A Kings Point woman says the man accused of touching her inappropriately in a synagogue was allowed to settle his criminal case with a light penalty because he was an influential person who was deputy mayor of the village.
This "is why women are reluctant to come forward when something like this happens to them," Joanna Cronin wrote in one of two letters to Nassau County District Attorney Kathleen Rice. Rice's office entered into an agreement in court Monday to drop the harassment charge against David Harounian, 74, six months from now if he performs 14 hours of community service, does not further harass Cronin, 43, and does not get arrested on another charge.
"If this occurred in the workplace, there would have been a higher penalty. If this occurred in the Army, there would have been a higher penalty," Cronin said in an interview Tuesday. "There should be severe consequences for these kinds of attacks. The law isn't strong enough for women."
The prosecutor's decision, "speaks volumes to the issue that position, influence and wealth carries in seeking justice," Cronin wrote to Rice in December after learning of the arrangement.
She said she met with prosecutors last year and voiced her objections, but never received a response to her two letters.
A spokesman for Rice said prosecutors had responded to the one letter she sent -- which they say was sent twice -- and discussed her concerns in person and on the telephone.
"The district attorney's office has prosecuted dozens of public officials and in each case has pursued outcomes based on provable evidence and available facts," Rice's office said in a statement.
Harounian, the deputy mayor of Kings Point and the owner of a Manhattan Persian rug business, entered into the agreement, called an adjournment in contemplation of dismissal, on Monday in First District Court in Hempstead. He also agreed to a do-not-harass order of protection for Cronin.
As long as he does not violate the terms of the agreement, the charge of harassment in the second degree, a violation punishable by up to 15 days in jail, will be dropped in six months.
Cronin said the incident occurred on Oct. 26 as she sat in Temple Israel of Great Neck on Old Mill Road with her 11-year-old daughter. She said she was approached by a stranger who asked her a sexually suggestive question.
About a half-hour later, as they were both leaving the temple, she said he approached her again, and this time took her arm and moved it against her chest.

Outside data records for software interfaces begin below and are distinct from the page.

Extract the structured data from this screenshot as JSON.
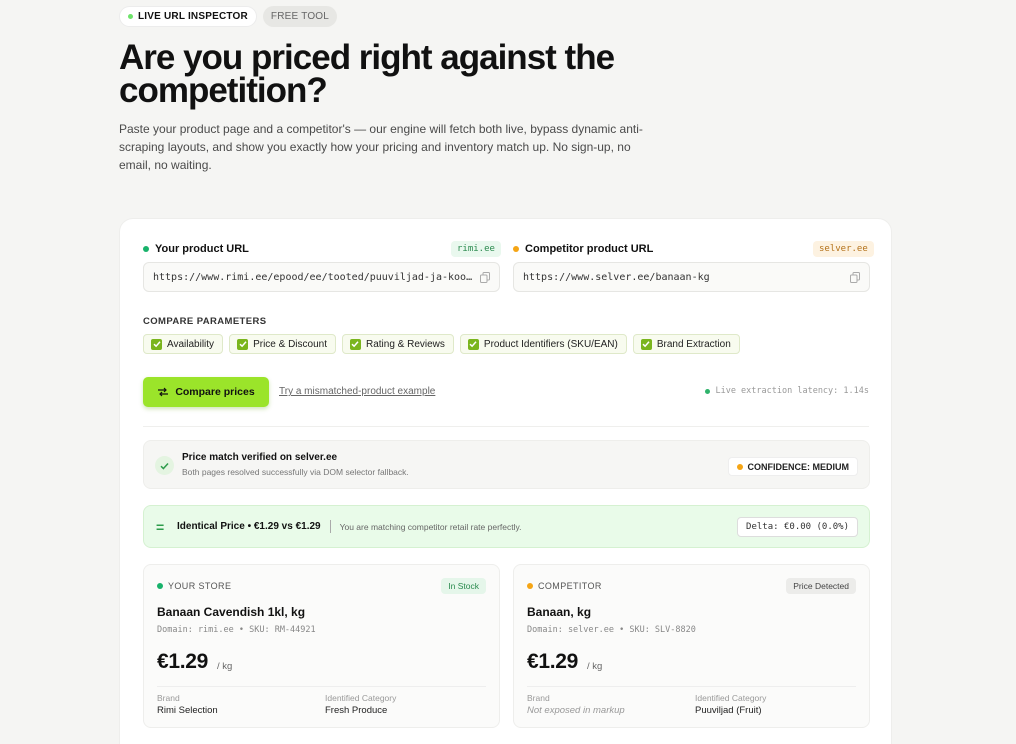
{
  "hero": {
    "live_tag": "LIVE URL INSPECTOR",
    "free_tag": "FREE TOOL",
    "title_line1": "Are you priced right against the",
    "title_line2": "competition?",
    "lead": "Paste your product page and a competitor's — our engine will fetch both live, bypass dynamic anti-scraping layouts, and show you exactly how your pricing and inventory match up. No sign-up, no email, no waiting."
  },
  "form": {
    "your_label": "Your product URL",
    "your_domain": "rimi.ee",
    "your_url": "https://www.rimi.ee/epood/ee/tooted/puuviljad-ja-koogiviljad/banaan-cavendish",
    "comp_label": "Competitor product URL",
    "comp_domain": "selver.ee",
    "comp_url": "https://www.selver.ee/banaan-kg"
  },
  "params": {
    "title": "COMPARE PARAMETERS",
    "items": [
      {
        "label": "Availability",
        "checked": true
      },
      {
        "label": "Price & Discount",
        "checked": true
      },
      {
        "label": "Rating & Reviews",
        "checked": true
      },
      {
        "label": "Product Identifiers (SKU/EAN)",
        "checked": true
      },
      {
        "label": "Brand Extraction",
        "checked": true
      }
    ]
  },
  "actions": {
    "compare_label": "Compare prices",
    "mismatch_link": "Try a mismatched-product example",
    "latency": "Live extraction latency: 1.14s"
  },
  "verified": {
    "title": "Price match verified on selver.ee",
    "subtitle": "Both pages resolved successfully via DOM selector fallback.",
    "confidence": "CONFIDENCE: MEDIUM"
  },
  "identical": {
    "title": "Identical Price • €1.29 vs €1.29",
    "subtitle": "You are matching competitor retail rate perfectly.",
    "delta": "Delta: €0.00 (0.0%)"
  },
  "your_store": {
    "kind": "YOUR STORE",
    "badge": "In Stock",
    "name": "Banaan Cavendish 1kl, kg",
    "meta": "Domain: rimi.ee • SKU: RM-44921",
    "price": "€1.29",
    "unit": "/ kg",
    "brand_key": "Brand",
    "brand_val": "Rimi Selection",
    "cat_key": "Identified Category",
    "cat_val": "Fresh Produce"
  },
  "competitor": {
    "kind": "COMPETITOR",
    "badge": "Price Detected",
    "name": "Banaan, kg",
    "meta": "Domain: selver.ee • SKU: SLV-8820",
    "price": "€1.29",
    "unit": "/ kg",
    "brand_key": "Brand",
    "brand_val": "Not exposed in markup",
    "cat_key": "Identified Category",
    "cat_val": "Puuviljad (Fruit)"
  },
  "colors": {
    "accent_green": "#9be42a",
    "your_dot": "#18b26b",
    "comp_dot": "#f5a515"
  }
}
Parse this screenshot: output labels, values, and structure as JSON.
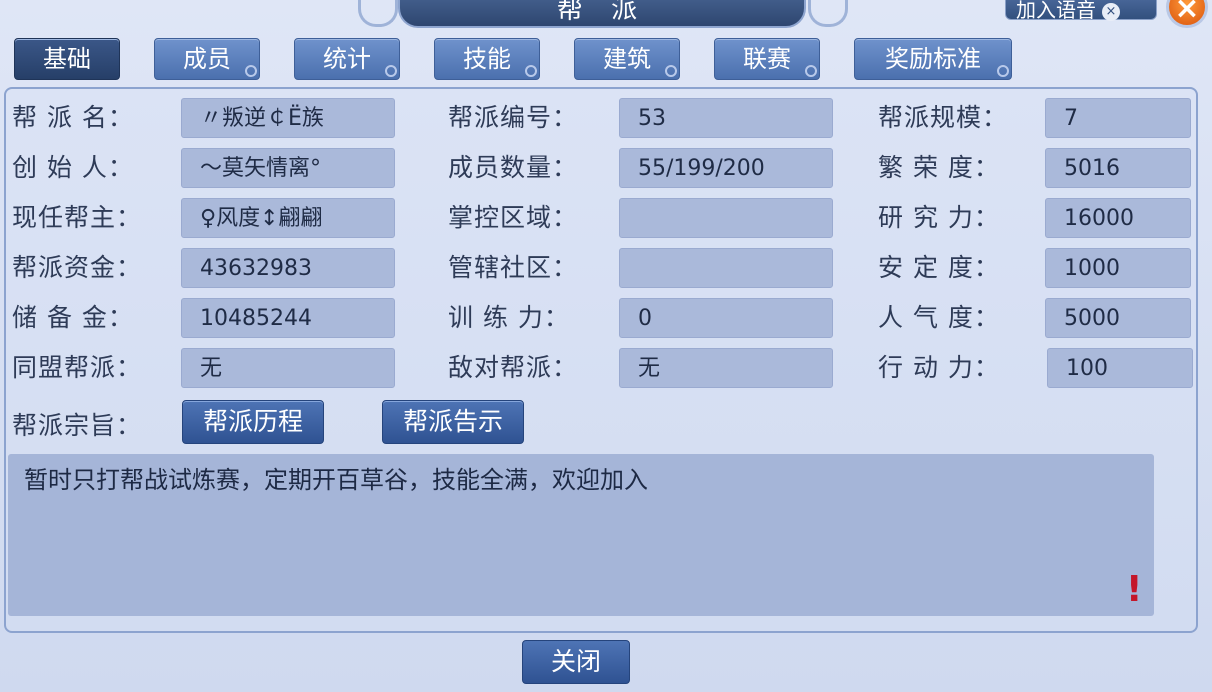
{
  "window": {
    "title": "帮 派",
    "voice_btn": "加入语音",
    "voice_icon": "×",
    "close_icon": "×"
  },
  "tabs": [
    "基础",
    "成员",
    "统计",
    "技能",
    "建筑",
    "联赛",
    "奖励标准"
  ],
  "fields": [
    {
      "label": "帮 派 名：",
      "value": "〃叛逆￠Ё族"
    },
    {
      "label": "帮派编号：",
      "value": "53"
    },
    {
      "label": "帮派规模：",
      "value": "7"
    },
    {
      "label": "创 始 人：",
      "value": "～莫矢情离°"
    },
    {
      "label": "成员数量：",
      "value": "55/199/200"
    },
    {
      "label": "繁 荣 度：",
      "value": "5016"
    },
    {
      "label": "现任帮主：",
      "value": "♀风度↕翩翩"
    },
    {
      "label": "掌控区域：",
      "value": ""
    },
    {
      "label": "研 究 力：",
      "value": "16000"
    },
    {
      "label": "帮派资金：",
      "value": "43632983"
    },
    {
      "label": "管辖社区：",
      "value": ""
    },
    {
      "label": "安 定 度：",
      "value": "1000"
    },
    {
      "label": "储 备 金：",
      "value": "10485244"
    },
    {
      "label": "训 练 力：",
      "value": "0"
    },
    {
      "label": "人 气 度：",
      "value": "5000"
    },
    {
      "label": "同盟帮派：",
      "value": "无"
    },
    {
      "label": "敌对帮派：",
      "value": "无"
    },
    {
      "label": "行 动 力：",
      "value": "100"
    }
  ],
  "motto": {
    "label": "帮派宗旨：",
    "history_btn": "帮派历程",
    "notice_btn": "帮派告示",
    "text": "暂时只打帮战试炼赛，定期开百草谷，技能全满，欢迎加入",
    "warn_icon": "!"
  },
  "close_label": "关闭"
}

She later learned the man was Harounian.
Harounian's attorney, Melvyn Roth of Garden City, said his client entered into the agreement because: "The ultimate result is a dismissal. For practical reasons, it's better to get this resolved now and the charges will be dismissed later, as they should be."